Parker, who had Tommy John surgery in late October, received clearance from renowned surgeon James Andrews to begin a throwing program on Monday. "They did all the tests and everything, and it went really well," Parker said while he waited for his flight in the Birmingham airport. "The full range of motion is back and almost better than it was before surgery. They tested it for strength, and they were happy with that." Parker was the D-backs' No. 1 pick (ninth overall) in the 2007 First-Year Player Draft and began the 2009 season by dominating the Class A advanced California League with a 0.95 ERA in four starts. That earned him a promotion to Mobile, where he posted a 3.68 ERA in 16 starts and he pitched well in the All-Star Futures Game in St. Louis before being shut down for the year in August with elbow pain. After a rest and strengthening program failed to solve the problem, he underwent surgery and has since been rehabbing at the club's Minor League complex in Tucson. Last week, he threw a tennis ball lightly before going for his regularly scheduled visit with Andrews. "I'll start throwing a baseball [on Tuesday]," Parker said. "It will be two or three months of building up." The initial plan was to maybe have Parker pitching again by the time instructional league rolls around in the fall, but Parker said Andrews told him there was a chance he could be back sooner than that. "[Andrews] was like, 'It'd be great if you could throw by the All-Star break,'" Parker said. "That would be awesome, but I'm just going to take things day-to-day. His throwing program may be a little more aggressive than ours, but whatever, I'm just going to take it day-by-day and throw and go from there. "I know I'm going to be tired in the morning, but knowing that I'm going to the field to throw, that will get me going in the morning."
Steve Gilbert is a reporter for MLB.com.
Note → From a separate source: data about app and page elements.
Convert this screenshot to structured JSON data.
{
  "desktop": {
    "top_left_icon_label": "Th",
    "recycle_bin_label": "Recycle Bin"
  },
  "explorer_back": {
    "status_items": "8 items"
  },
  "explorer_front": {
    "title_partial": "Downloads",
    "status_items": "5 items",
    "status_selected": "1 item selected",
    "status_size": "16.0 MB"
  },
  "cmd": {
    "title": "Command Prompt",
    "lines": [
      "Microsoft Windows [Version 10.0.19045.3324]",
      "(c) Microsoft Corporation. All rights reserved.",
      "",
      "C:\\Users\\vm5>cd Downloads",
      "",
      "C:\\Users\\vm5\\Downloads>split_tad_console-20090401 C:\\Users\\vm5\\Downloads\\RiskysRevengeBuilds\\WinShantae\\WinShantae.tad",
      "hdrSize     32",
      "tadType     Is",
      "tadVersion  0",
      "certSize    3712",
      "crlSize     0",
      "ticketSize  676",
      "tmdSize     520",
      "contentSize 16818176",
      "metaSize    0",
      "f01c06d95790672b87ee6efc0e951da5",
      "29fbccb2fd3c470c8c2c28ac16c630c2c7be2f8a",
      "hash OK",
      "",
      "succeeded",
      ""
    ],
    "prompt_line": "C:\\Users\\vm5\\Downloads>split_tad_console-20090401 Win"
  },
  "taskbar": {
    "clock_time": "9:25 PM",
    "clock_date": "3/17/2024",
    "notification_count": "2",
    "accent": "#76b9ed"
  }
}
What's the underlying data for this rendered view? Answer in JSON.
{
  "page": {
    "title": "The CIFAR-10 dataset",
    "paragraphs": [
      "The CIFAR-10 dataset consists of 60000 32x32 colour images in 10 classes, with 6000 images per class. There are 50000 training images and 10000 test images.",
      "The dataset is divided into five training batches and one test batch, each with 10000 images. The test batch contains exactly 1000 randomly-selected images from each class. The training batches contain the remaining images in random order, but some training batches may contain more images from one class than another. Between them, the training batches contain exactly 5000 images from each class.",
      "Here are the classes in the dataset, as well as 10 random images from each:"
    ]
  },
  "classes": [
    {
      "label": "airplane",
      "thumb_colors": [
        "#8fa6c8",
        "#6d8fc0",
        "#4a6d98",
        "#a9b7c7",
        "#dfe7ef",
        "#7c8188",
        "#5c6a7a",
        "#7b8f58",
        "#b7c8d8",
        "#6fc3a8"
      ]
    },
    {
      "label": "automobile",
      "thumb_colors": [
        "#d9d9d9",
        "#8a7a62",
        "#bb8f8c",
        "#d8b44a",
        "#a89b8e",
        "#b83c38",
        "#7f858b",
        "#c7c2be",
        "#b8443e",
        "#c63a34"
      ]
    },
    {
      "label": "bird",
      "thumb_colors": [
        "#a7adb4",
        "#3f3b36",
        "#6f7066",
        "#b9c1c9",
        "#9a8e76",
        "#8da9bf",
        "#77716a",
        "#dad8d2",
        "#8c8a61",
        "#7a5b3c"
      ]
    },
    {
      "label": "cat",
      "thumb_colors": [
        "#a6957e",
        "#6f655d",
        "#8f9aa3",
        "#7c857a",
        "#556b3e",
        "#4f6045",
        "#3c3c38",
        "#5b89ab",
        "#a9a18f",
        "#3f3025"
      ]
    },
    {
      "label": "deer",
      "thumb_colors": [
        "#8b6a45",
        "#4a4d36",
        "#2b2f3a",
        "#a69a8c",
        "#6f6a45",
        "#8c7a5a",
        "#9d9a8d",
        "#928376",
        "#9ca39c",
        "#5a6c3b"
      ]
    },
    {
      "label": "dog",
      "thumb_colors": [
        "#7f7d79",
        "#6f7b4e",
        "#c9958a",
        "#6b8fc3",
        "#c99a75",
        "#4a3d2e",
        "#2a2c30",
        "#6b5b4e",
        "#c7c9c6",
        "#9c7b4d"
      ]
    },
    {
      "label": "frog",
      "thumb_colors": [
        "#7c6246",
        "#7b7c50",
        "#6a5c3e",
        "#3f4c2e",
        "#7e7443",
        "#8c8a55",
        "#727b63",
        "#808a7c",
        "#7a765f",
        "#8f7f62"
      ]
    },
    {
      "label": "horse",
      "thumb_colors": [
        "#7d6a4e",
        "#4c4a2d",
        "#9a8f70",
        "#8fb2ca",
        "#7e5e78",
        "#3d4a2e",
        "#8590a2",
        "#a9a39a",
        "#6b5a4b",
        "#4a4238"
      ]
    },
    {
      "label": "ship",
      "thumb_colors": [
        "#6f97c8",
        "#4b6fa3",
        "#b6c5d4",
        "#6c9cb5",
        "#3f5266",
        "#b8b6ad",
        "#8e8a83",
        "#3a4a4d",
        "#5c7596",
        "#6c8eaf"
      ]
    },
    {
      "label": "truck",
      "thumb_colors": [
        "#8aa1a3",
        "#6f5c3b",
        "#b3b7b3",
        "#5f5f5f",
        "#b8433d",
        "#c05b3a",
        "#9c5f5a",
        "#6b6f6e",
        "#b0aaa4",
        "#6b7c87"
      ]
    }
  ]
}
This story was not subject to the approval of Major League Baseball or its clubs.